The last week and a bit has flown by in a haze of work and play and pain, and I just haven’t had a spare brain cell for blogging with. It’s not that I’ve run out of ideas, it’s more that this imperfect body of mine decided to remind me that I have a pebble by filling my days and nights with pins and needles, pain, and a fatigue so deep that by the time I finish my morning ablutions and get the kids fed and scrubbed and launched on their day, I’m just plain done in.
I hate it.
There are very few things in this world that frustrate me as much as my physical limitations do. Most of the time, I try to be kind to this shell that carries around the essence of me. I try not to overdo; to stay within reasonable bounds; to respect its limits and stay on this side of the line on the beach that says ‘beyond this point, there be dragons throwing pebbles.’ From time to time I consciously choose to step over the line — knowing as I do so that I will pay dearly for it… but not until later. And later, I have learned, can be managed. As long as you cross the line with eyes wide open, the painful consequence of later can be managed.
But if you cross the line too often, if you taunt the dragons too frequently, they stop throwing only the prettiest pebbles, one at a time. Instead, they start throwing entire fist-fulls of them straight at your most vulnerable points. Hands lose their mobility and their strength. Fingers and palms and forearms and even halfway past the elbow gets replaced with razor-sharp flashes of agony lined with the prickly rasp of pins and needles (who have, by the way, decided that ‘tingly’ really should be ‘raked across a cheese grater and then dunked in a mix of salt water and vinegar’). And feet… feet become a white-hot flame of torment that races up your legs all the way to your armpits and makes your heart start to stutter in your chest every time you get to your feet and dare to walk.
This I know, from experience earned the hard and painful way, and I avoid crossing the line too often. I avoid it like the plague, since I have learned that to ignore the line too often is to invite in a whole new level of torment that lasts two or three or even four long, torturous days before it starts to abate.
Perhaps my dragons have grown bored lately. Perhaps they’ve invented a pebble multiplier device and are showing it to all their friends. Whatever the reason, the dragons have grown restless and, like bored children everywhere, they’ve started throwing tantrums. Big ones. And they’ve been throwing them for almost two weeks straight.
I walk anyway, of course. I cook meals and bake bread in the bread machine and do laundry and read aloud to the kids and read quietly to myself and do all the other things that need doing in an ordinary day (and that like just this side of the line beyond which I dare not step).

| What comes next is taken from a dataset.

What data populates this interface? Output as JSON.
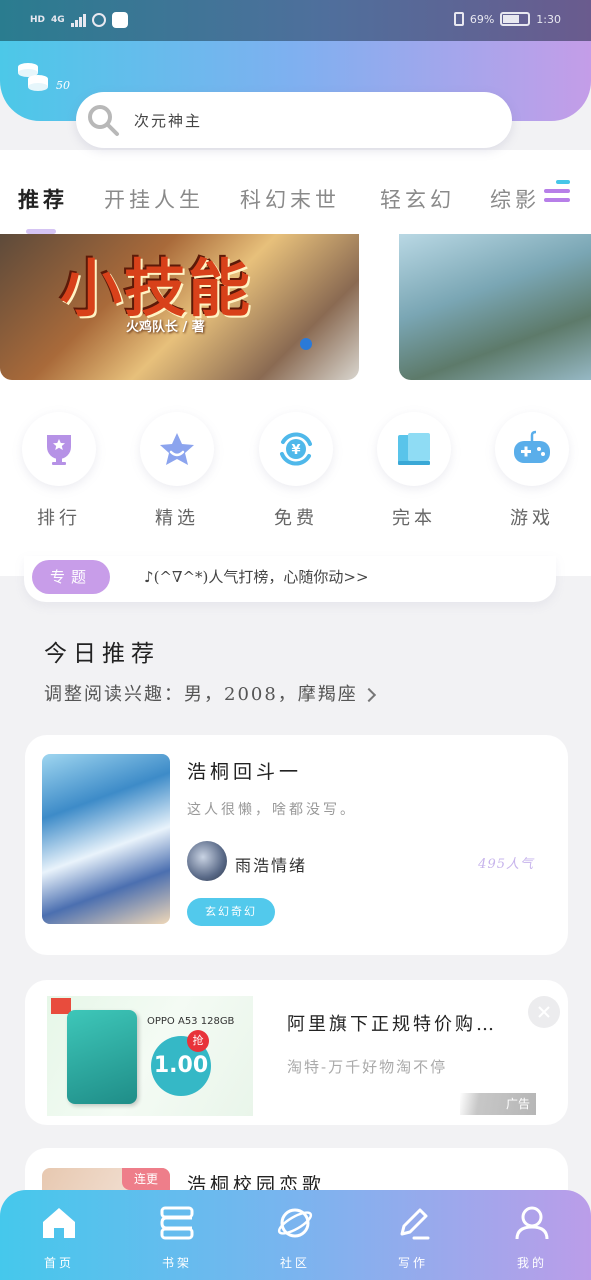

I knit, a lot, since knitting keeps my mind off the dragons. Lately I’ve been embroidering a lot, as it, too, is a good activity for distracting the mind from the howling of the beasts. I’ve put off cutting down the garden, since that much movement lies on the wrong side of the line. I’ve put off painting B’s room, since that, too, is currently beyond reach. I’ve put off baking cookies, since standing at the kitchen counter long enough to shape them all is flirting with the edge of danger. I’m trying, in other words, to do enough to have a life worth living without doing those things that will put me in the path of a full-scale hailstorm of pebbles.
When you live with a pebble, sometimes that’s all you can do. That, and wait for the dragons to fall asleep for a day or two.
They will tire. It may take a while, but they will tire of throwing so many pebbles at once and go back to tossing them gently, one at a time. This, I believe with all my heart.
I must. I must. To believe anything else would cross a line that doesn’t bear thinking about, even if, sometimes, in the darkest and loneliest part of the night, I can’t help but turn it over and over in my mind.
And as for the dragons? Right now they are still scooping up pebbles with both hands and letting them fly, but I’m catching a few before they can hit me and tucking them safely in my pockets where the dragons can’t find them.
On a chain around my neck, I’ve got a lovely blue and white mottled rock, I’m not sure what it is. And since mothers with rocks in their pockets is a family tradition, right now in my pocket I have a lovely piece of tiger eye, silky smooth to the touch after spending several days in our rock tumbler and a beautiful piece of purple amethyst that makes me smile every time I see it.
If nothing else, these small, colourful pebbles of mine will remind me to breathe. To smile. To laugh. To hug the people I love and hold them tight. To love myself enough to know when enough is enough. And to believe that I am more than my pebble. That I may carry a pebble or three around with me, but I am still me, and always will be.
But I would appreciate it very, very much if the next time you see a pretty pebble, you would pick it up and tuck it in your pocket. Every pebble in your pocket is one less piece of ammunition for the dragons, you see.